▶ _What is expected_
All lines in the data bearing the string "USDT永续" should be identified and copied.

▶ _Supplied material_
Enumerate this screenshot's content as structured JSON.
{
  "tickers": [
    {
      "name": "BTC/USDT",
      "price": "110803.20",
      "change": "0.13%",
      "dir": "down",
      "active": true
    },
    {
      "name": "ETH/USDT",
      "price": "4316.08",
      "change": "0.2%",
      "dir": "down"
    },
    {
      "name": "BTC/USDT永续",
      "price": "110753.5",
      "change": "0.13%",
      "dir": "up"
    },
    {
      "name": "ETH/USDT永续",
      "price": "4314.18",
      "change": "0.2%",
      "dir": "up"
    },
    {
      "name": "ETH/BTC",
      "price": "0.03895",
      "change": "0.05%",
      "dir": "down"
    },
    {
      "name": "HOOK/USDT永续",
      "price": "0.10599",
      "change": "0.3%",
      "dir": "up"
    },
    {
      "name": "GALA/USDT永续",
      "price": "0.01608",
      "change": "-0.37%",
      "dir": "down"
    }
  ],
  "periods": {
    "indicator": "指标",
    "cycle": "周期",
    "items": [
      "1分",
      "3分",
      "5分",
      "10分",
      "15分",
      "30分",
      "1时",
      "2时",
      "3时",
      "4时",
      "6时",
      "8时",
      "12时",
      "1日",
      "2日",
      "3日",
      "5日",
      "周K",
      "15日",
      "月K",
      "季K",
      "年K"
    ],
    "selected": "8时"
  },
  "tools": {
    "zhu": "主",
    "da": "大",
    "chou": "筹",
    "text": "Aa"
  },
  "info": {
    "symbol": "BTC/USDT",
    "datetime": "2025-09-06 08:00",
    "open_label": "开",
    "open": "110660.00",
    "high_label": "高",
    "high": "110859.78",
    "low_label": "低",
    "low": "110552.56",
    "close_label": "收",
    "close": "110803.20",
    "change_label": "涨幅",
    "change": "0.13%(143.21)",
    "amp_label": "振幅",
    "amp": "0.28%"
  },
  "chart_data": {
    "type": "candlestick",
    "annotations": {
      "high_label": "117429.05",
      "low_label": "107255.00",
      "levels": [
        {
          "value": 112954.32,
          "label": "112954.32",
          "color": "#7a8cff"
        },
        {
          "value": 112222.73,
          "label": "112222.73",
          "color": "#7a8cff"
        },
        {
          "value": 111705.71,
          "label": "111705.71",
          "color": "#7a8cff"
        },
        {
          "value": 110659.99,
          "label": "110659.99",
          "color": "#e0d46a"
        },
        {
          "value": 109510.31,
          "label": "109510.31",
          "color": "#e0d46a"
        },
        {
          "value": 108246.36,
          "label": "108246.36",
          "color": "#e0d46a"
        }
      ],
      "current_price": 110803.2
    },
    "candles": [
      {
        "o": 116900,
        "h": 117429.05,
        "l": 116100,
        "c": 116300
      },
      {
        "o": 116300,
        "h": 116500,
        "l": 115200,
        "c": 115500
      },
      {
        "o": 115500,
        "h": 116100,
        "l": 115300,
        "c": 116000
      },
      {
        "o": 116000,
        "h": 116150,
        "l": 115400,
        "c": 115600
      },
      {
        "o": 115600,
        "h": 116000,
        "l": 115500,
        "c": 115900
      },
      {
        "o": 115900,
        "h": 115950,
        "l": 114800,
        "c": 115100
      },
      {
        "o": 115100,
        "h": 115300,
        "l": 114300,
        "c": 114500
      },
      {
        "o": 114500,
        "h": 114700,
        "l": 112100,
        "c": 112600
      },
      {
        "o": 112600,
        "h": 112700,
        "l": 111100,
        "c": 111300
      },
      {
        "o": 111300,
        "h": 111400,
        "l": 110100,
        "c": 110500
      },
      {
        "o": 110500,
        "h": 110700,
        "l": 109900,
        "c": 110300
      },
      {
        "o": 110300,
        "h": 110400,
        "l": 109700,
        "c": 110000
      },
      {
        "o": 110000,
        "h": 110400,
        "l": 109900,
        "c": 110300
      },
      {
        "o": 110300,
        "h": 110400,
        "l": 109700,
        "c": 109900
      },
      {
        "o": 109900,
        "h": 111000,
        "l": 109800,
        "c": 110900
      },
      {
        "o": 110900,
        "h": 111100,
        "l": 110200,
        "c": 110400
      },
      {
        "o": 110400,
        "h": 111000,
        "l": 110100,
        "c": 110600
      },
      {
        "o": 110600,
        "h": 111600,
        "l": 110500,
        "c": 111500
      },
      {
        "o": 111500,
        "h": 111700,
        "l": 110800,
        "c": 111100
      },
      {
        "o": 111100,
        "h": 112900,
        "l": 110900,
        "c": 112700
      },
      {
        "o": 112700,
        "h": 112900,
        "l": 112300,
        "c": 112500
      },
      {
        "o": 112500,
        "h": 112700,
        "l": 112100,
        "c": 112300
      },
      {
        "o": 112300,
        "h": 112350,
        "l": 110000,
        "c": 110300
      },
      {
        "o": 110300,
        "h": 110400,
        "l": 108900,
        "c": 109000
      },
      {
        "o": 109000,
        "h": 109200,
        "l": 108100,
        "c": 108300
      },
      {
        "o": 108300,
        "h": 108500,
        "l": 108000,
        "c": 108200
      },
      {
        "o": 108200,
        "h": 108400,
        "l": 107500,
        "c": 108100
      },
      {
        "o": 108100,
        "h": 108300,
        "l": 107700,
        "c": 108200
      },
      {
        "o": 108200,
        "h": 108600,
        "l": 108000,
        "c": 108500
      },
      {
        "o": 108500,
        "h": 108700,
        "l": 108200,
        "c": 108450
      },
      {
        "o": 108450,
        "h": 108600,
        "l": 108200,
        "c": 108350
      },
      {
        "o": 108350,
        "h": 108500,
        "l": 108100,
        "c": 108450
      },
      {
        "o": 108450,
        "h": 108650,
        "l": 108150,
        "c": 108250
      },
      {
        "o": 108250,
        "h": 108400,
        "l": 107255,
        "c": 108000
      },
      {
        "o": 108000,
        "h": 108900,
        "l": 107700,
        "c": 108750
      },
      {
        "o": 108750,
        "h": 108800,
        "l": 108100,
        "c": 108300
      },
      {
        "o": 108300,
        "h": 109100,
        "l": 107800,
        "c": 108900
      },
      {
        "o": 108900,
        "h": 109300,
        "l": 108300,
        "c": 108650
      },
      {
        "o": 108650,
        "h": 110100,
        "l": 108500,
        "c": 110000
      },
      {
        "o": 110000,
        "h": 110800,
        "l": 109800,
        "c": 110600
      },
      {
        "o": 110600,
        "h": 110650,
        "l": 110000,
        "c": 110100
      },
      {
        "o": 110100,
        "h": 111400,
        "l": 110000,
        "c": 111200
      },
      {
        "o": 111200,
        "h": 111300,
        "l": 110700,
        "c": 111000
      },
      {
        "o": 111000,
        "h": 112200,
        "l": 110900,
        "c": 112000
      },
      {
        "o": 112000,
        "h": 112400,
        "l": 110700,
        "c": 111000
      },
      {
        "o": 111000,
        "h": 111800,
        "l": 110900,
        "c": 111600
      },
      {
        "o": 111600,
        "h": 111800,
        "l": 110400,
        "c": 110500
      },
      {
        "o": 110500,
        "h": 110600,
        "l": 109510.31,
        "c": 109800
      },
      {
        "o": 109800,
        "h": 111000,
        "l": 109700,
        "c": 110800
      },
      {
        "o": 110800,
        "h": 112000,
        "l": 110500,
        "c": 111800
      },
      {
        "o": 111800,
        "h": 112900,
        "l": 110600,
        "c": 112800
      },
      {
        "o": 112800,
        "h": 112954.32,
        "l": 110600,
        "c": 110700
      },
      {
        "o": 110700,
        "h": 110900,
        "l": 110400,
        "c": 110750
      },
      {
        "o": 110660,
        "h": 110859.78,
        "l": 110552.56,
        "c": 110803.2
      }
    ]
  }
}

▶ _Response for this exercise_
      "name": "BTC/USDT永续",
      "name": "ETH/USDT永续",
      "name": "HOOK/USDT永续",
      "name": "GALA/USDT永续",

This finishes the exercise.